How can a satellite in space save people on the ground? It’s not magic. It’s the imagination, daring and determination of thousands of people who work in the space and satellite business.
Satellites Help Put Food on the Table and Knowledge in Your Hands
One big example is food. Farms are big users of satellites. Farmers use them to check on the health of crops and guide tractors precisely across their fields. Sheep and cattle wear satellite tags that monitor their location and protect them while they graze. Using satellites helps farmers put more food on the table at lower prices and makes farms friendlier to the environment.
And food is just the beginning. Most of the products you use every day – from the shoes on your feet to the phone in your hand – have reached you by ship from distant factories. Living and working at sea can be dangerous. Storms, engine failures and shipwrecks happen every year. Since 1976, sailors have relied on satellites to know where they are, to steer a safe course and to call for help in emergencies.
Satellites also make us smarter. Almost three billion people around the world cannot reach the internet. For them, satellites connect schools to deliver the latest and best lessons in science and math, history and the arts. They bring the internet to small villages and remote towns cut off from the world. All that learning and information helps people make more money, live healthier lives and give their kids a chance at a better future.
Keeping Us Safe
The natural beauty of remote places has attracted travelers for centuries. But the wild corners of the world also have their dangers. Travelers today who are lost or hurt in the wilderness can now push a button on a handheld gadget to send their location and a call for help by satellite. Just one satellite company has rescued more than 6,000 people in the past 10 years.

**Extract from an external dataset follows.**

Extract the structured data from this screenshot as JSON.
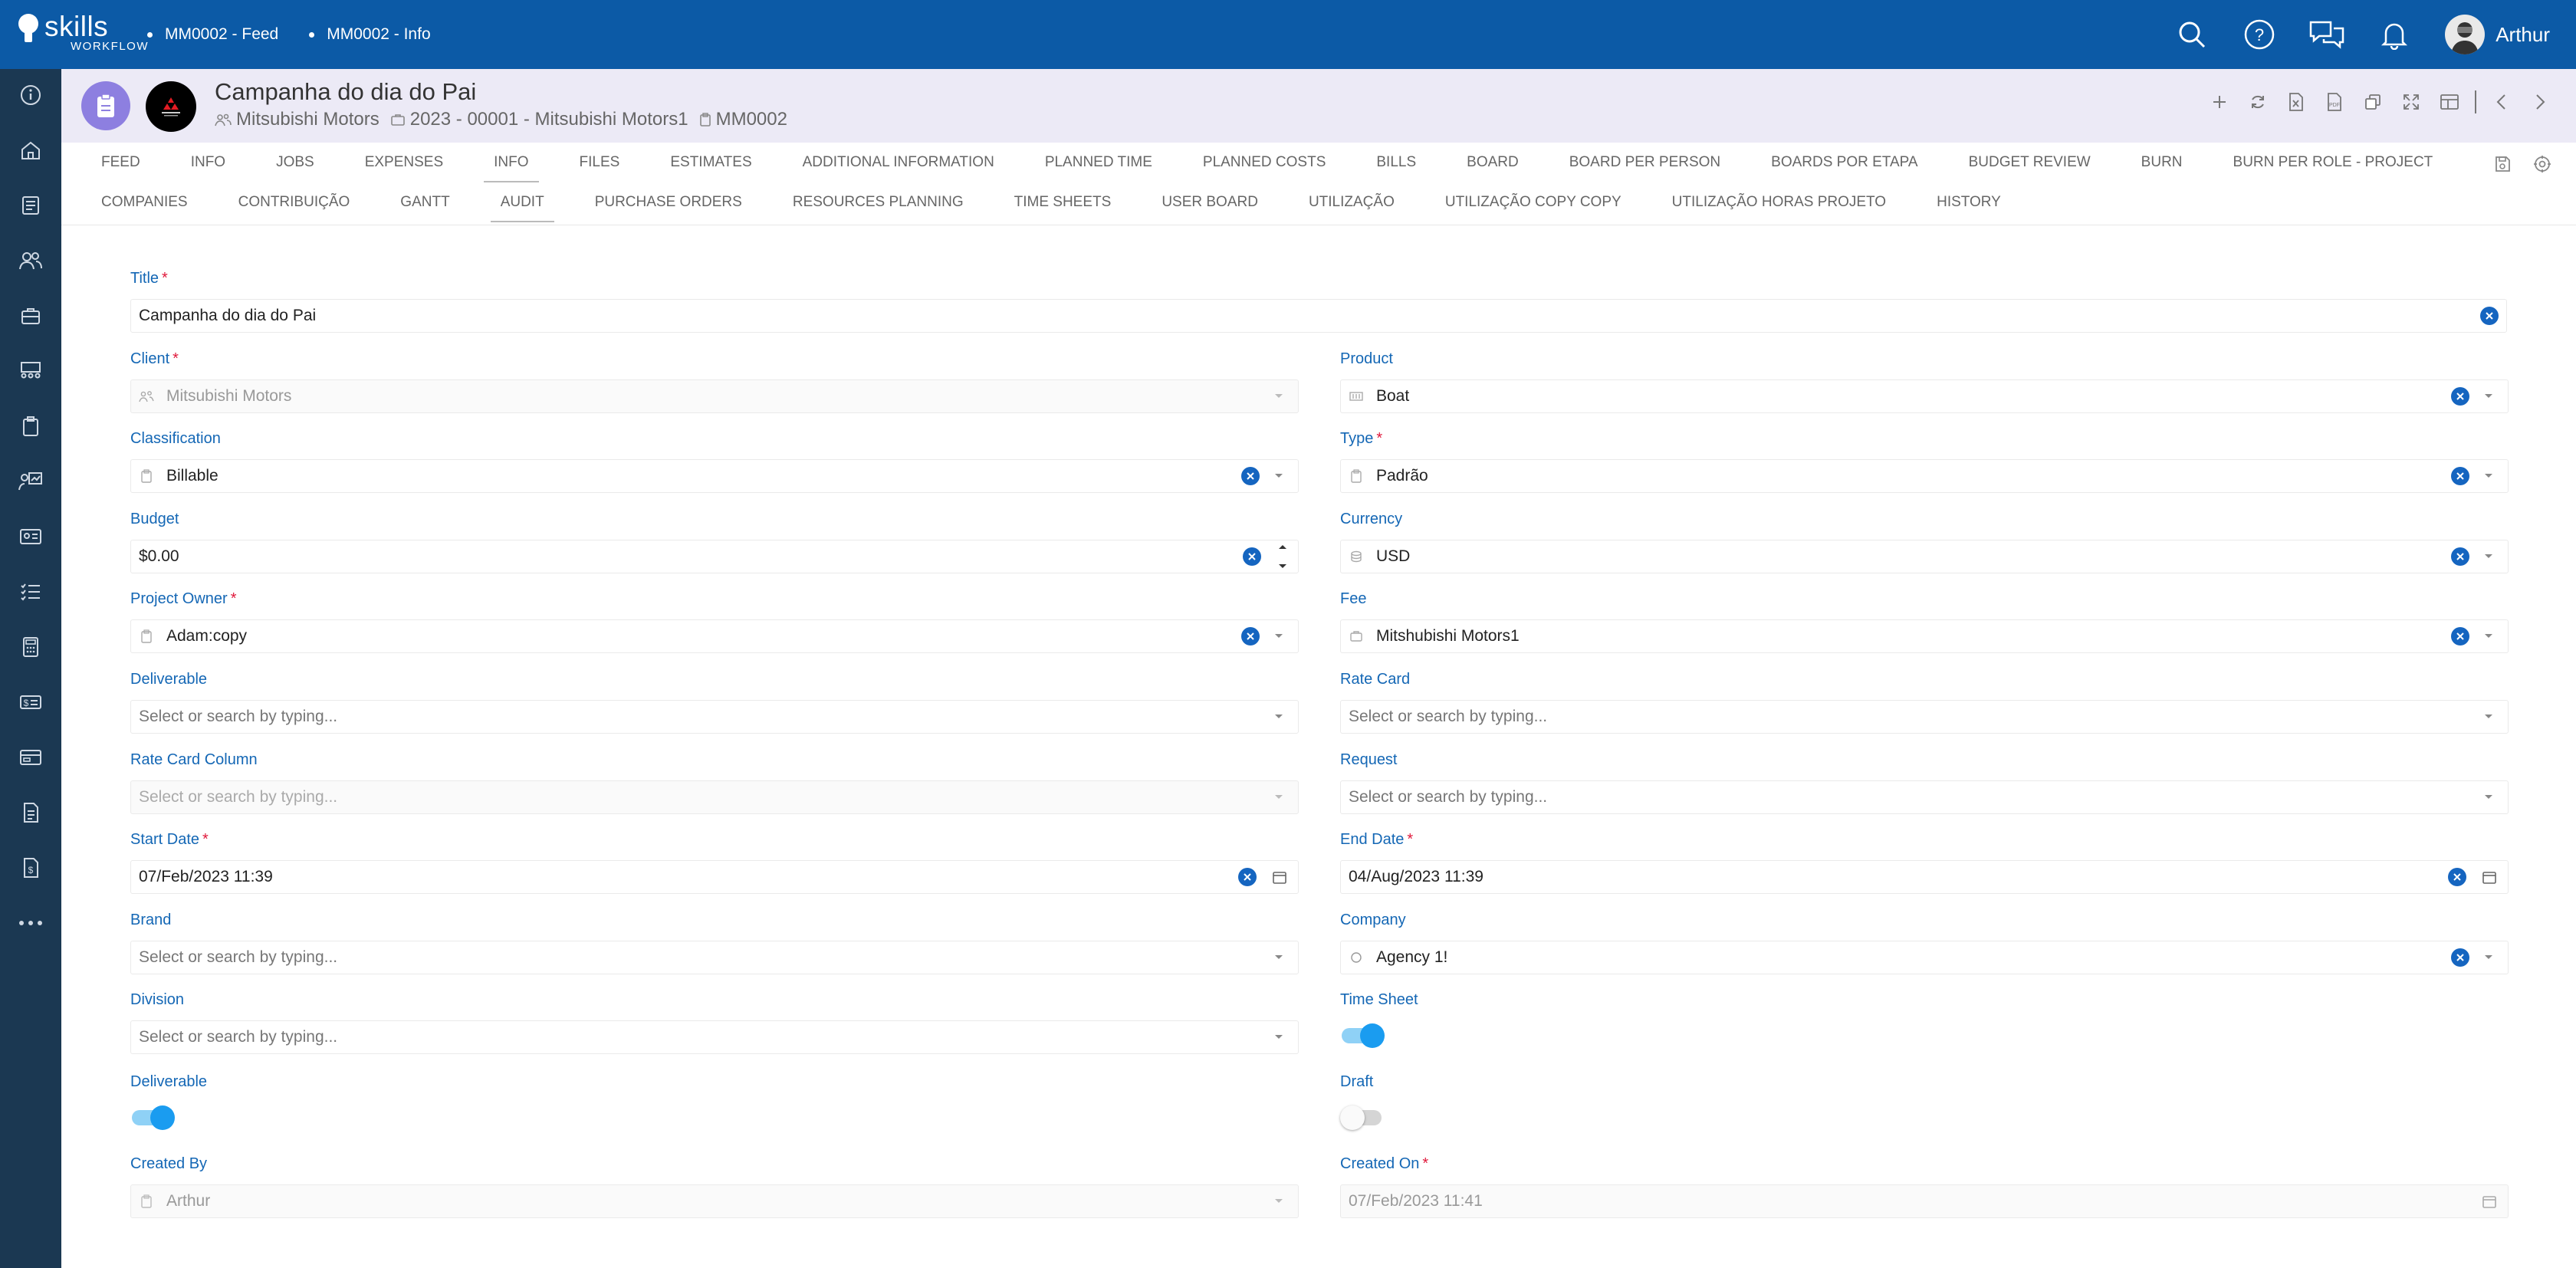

Even our familiar neighborhoods can turn wild. Floods, hurricanes and tornadoes strike the world every year, and wildfires driven by hot weather and wind can burn huge tracts of land. Weather satellites provide the data we need to forecast disasters in advance. And when disaster has wiped out phone, text and internet service, satellites support the first responders who race to help the injured and direct people away from danger.
Space is a dangerous place, without air, with blazing heat and freezing cold, and full of deadly radiation. But here on earth, space saves lives. The satellites we send rocketing into orbit make a difference to billions of people every year.
It’s not magic. It’s imagination, daring and determination. It’s people just like you who chose a career out among the stars.
Hunter Communications provides satellite solutions for government, energy, broadcast, maritime and aeronautical sectors. Hunter's core business pairs satellite capacity with the latest ground segment technology to provide innovative satellite communications solutions. Hunter brings to its customers, current in-depth experience and technical knowledge of the global satellite market.
Founded in late 2001, Hunter Communications, Inc. is an independent satellite communications (“SATCOM”) provider that fosters long-term relationships between clients and providers, offering solutions for short or over-supply bandwidth procurement, efficient engineered technical designs, and on-going technical support.
Smaller sized firms as well as many of the industry’s largest have come to Hunter to resolve their unique satellite requirements. On a daily basis all Hunter team members negotiate, analyze and search for capacity opportunities that may give Hunter clients an advantage in the marketplace. huntercomm.net